▶ _Required action_: Lines in the records below that contain the word "this" must each be copied.

Records for processing below:

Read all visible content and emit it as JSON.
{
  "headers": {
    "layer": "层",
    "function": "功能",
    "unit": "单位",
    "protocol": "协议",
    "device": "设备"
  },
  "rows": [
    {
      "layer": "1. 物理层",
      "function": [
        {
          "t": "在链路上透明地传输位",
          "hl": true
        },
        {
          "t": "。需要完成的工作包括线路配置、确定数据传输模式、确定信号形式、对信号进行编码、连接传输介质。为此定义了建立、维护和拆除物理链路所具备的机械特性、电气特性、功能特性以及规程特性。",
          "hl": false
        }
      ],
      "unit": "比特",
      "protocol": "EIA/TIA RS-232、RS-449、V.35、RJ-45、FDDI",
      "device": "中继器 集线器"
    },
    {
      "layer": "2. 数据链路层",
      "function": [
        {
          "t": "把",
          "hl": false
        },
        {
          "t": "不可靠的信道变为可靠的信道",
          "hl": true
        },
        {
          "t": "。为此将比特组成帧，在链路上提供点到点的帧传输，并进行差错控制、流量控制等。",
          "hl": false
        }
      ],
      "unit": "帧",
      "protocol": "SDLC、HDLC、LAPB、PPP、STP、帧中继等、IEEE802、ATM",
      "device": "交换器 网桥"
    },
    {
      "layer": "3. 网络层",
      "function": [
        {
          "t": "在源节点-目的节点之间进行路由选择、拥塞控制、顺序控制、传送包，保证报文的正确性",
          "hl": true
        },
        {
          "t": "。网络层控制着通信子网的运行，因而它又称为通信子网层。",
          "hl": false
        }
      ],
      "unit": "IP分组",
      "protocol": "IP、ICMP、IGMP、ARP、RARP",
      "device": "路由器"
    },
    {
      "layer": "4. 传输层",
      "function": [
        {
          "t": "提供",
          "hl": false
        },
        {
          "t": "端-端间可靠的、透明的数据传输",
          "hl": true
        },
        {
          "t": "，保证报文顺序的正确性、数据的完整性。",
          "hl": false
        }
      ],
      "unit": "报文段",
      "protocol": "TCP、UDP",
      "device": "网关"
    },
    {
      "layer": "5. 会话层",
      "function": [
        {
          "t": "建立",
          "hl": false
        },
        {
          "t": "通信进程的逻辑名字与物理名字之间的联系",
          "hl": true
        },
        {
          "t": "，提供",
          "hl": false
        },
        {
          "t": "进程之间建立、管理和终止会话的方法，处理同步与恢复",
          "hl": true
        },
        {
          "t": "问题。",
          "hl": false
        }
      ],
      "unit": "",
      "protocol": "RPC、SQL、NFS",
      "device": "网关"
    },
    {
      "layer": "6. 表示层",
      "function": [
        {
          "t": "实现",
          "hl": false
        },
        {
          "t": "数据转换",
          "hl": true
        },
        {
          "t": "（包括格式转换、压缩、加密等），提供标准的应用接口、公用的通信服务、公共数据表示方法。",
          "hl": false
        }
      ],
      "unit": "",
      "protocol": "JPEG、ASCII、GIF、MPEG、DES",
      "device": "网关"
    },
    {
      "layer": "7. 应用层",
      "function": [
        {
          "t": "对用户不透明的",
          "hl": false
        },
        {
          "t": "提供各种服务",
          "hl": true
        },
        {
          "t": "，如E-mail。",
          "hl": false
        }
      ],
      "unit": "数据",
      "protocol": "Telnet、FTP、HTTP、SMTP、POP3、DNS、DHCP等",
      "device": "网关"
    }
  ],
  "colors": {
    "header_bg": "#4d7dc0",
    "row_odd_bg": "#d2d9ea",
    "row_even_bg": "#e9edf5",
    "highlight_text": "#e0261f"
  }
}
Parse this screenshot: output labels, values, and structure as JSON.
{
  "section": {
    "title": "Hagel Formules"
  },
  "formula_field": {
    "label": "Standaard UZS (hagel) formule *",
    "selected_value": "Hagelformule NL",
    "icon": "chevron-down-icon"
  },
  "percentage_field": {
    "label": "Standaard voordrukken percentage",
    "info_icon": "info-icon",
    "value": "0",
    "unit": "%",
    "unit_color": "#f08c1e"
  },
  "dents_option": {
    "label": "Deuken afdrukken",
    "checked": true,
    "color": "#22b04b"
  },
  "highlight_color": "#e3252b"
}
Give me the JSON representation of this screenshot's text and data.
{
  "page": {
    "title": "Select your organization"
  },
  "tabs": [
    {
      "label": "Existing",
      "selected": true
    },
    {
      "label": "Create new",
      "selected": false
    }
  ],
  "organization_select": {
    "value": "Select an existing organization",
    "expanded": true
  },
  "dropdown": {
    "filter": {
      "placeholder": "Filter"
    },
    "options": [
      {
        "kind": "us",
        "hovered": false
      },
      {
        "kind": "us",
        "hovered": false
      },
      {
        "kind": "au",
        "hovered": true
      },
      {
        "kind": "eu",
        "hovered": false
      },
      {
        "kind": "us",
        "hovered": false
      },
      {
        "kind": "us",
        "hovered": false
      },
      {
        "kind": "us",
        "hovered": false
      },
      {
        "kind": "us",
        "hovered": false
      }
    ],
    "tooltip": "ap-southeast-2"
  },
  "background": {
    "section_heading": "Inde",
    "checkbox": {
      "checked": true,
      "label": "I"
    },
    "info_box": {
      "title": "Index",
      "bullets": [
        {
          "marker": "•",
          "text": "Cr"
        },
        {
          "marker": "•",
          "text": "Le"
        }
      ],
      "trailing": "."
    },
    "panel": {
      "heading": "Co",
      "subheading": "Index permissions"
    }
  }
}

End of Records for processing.

▶ _Answer_:
Parse this screenshot: output labels, values, and structure as JSON.
Give me the JSON representation of this screenshot's text and data.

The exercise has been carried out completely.